◆ Exercise prompt ◆
Search the material for the string "Research", then return every line where it is found.

------------------------------

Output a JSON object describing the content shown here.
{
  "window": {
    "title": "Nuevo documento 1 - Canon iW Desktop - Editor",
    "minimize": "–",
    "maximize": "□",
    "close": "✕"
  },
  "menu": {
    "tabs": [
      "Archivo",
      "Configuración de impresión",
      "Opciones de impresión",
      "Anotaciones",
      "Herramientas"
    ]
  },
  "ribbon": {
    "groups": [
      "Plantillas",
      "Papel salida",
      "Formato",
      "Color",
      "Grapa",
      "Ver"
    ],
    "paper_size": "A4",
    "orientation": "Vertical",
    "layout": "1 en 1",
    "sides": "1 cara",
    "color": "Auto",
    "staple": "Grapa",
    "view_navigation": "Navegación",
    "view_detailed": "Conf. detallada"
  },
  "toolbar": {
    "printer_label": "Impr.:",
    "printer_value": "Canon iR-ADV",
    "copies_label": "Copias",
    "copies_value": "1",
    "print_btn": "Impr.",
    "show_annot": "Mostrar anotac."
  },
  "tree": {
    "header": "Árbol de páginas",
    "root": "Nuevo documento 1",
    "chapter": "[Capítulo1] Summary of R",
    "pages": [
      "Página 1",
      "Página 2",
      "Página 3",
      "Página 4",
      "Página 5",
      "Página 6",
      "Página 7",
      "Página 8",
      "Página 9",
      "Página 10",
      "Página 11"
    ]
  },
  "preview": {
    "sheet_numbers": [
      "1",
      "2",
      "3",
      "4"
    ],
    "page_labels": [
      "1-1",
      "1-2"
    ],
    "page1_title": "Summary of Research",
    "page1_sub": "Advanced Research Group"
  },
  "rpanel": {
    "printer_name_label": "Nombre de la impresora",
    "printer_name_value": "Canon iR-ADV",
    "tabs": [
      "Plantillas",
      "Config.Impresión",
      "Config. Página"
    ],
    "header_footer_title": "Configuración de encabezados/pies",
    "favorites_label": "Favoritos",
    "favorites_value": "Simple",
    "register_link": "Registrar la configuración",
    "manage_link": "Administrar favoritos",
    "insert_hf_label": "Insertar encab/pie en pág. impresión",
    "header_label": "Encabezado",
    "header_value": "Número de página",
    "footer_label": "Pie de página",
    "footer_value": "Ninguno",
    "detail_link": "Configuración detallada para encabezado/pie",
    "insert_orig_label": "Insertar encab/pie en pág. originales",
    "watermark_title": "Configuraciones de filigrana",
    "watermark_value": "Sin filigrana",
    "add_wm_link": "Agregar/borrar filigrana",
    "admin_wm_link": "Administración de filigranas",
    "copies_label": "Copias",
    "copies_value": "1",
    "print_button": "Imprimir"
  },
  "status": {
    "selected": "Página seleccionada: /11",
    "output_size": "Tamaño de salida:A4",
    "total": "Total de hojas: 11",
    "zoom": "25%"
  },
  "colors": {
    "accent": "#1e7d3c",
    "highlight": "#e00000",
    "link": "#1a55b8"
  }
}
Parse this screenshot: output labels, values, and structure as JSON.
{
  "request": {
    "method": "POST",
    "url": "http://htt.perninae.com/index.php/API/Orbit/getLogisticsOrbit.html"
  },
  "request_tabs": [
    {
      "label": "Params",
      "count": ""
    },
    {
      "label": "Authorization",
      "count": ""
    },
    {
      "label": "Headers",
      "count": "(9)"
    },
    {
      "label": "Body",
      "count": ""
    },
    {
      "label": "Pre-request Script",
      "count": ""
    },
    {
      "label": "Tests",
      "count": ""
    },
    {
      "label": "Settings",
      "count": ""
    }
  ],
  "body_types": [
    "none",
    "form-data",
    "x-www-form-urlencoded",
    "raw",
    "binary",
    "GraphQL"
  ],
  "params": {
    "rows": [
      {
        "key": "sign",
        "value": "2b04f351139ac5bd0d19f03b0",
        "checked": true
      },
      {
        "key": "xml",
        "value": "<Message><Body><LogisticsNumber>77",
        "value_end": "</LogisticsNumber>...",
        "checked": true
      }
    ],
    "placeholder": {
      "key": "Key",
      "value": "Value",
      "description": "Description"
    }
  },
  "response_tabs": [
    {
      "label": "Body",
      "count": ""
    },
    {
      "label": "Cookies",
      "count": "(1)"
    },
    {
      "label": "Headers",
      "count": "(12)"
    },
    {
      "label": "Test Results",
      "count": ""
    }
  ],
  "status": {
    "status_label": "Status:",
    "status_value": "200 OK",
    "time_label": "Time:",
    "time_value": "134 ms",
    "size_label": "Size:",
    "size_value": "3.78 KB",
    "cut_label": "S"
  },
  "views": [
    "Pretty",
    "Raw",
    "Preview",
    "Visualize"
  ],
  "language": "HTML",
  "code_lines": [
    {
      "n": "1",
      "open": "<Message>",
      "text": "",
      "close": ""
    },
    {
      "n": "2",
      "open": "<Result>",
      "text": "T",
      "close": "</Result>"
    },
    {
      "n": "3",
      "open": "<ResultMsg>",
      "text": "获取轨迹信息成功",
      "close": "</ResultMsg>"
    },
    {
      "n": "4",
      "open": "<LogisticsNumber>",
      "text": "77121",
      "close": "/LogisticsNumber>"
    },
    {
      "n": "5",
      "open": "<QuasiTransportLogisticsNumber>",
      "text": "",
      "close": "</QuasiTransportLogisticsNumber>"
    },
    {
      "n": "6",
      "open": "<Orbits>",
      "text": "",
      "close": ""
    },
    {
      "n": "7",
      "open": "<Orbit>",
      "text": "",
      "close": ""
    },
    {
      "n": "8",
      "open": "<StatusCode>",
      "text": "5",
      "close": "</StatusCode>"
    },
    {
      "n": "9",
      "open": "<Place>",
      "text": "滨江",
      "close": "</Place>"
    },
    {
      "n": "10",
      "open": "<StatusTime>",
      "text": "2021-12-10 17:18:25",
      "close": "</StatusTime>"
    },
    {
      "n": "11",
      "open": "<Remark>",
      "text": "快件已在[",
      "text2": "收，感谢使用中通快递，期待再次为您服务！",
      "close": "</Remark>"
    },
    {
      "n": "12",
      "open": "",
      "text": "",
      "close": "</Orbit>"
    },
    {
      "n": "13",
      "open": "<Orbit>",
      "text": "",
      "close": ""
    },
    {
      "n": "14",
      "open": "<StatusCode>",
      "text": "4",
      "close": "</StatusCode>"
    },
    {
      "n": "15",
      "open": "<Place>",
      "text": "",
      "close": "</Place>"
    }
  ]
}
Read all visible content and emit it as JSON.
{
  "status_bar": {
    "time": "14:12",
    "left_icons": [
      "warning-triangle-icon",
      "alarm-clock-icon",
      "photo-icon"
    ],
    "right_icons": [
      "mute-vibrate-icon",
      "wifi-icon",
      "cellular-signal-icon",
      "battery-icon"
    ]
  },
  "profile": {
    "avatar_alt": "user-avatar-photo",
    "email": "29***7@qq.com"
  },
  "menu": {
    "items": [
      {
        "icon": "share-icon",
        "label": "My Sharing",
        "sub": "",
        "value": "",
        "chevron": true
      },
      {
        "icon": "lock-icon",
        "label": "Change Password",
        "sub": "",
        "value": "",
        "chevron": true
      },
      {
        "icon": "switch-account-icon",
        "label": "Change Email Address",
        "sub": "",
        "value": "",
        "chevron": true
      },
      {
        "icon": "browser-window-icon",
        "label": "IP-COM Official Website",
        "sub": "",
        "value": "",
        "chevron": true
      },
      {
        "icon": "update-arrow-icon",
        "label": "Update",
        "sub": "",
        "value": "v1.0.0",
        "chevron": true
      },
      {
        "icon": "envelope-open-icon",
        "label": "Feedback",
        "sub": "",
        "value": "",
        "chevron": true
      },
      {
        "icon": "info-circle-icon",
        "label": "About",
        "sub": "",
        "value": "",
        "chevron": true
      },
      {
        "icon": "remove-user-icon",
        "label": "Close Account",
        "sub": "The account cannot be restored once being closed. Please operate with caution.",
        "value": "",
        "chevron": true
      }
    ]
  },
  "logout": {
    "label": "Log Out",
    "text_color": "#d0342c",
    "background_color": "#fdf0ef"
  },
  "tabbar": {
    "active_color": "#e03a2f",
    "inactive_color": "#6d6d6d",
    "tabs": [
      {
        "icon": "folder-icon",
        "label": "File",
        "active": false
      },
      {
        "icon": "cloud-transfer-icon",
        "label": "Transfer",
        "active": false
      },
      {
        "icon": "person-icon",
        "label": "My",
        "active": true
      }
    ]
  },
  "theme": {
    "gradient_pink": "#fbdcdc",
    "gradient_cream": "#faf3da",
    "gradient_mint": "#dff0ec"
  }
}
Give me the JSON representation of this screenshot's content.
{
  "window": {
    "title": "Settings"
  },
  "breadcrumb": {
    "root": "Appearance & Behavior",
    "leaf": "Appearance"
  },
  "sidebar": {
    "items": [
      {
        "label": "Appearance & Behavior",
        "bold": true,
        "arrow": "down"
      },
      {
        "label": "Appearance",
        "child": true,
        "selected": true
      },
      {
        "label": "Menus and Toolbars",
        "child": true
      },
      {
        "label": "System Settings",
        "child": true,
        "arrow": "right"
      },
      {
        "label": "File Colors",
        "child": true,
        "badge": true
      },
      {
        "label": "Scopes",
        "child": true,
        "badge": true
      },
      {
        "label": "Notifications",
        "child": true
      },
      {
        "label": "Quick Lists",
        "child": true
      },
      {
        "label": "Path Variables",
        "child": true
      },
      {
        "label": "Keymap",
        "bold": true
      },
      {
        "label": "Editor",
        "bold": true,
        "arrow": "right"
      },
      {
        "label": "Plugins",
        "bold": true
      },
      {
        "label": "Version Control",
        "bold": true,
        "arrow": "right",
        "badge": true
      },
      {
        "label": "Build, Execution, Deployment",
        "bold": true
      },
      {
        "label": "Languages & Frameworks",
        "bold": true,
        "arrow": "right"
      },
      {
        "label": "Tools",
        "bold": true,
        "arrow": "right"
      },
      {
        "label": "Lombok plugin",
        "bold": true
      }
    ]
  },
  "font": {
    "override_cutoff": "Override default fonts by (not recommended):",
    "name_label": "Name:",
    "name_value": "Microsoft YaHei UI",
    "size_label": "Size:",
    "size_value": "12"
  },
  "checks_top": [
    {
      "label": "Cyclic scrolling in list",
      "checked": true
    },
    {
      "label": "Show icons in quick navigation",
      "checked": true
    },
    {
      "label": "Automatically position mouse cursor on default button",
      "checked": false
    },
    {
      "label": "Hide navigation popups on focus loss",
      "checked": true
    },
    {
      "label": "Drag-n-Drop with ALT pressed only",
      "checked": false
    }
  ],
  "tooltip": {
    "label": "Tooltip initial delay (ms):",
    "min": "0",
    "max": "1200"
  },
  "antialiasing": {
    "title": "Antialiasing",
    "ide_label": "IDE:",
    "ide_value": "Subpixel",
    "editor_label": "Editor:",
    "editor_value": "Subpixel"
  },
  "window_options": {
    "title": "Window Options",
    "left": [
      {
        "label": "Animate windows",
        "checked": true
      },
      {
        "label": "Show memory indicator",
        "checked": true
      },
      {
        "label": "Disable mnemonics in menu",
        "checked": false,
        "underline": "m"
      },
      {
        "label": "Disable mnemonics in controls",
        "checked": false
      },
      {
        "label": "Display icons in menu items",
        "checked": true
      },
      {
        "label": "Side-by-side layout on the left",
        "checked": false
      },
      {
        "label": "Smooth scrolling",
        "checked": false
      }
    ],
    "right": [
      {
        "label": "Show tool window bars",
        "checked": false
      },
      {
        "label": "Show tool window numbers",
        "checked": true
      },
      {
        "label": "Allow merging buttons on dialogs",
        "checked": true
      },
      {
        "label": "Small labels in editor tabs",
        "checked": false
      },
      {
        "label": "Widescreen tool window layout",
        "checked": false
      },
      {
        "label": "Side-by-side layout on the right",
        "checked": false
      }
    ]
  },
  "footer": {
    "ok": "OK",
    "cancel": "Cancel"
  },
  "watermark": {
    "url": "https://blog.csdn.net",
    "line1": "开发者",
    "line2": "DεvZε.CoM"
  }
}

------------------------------

◆ Completed task ◆
    "page1_title": "Summary of Research",
    "page1_sub": "Advanced Research Group"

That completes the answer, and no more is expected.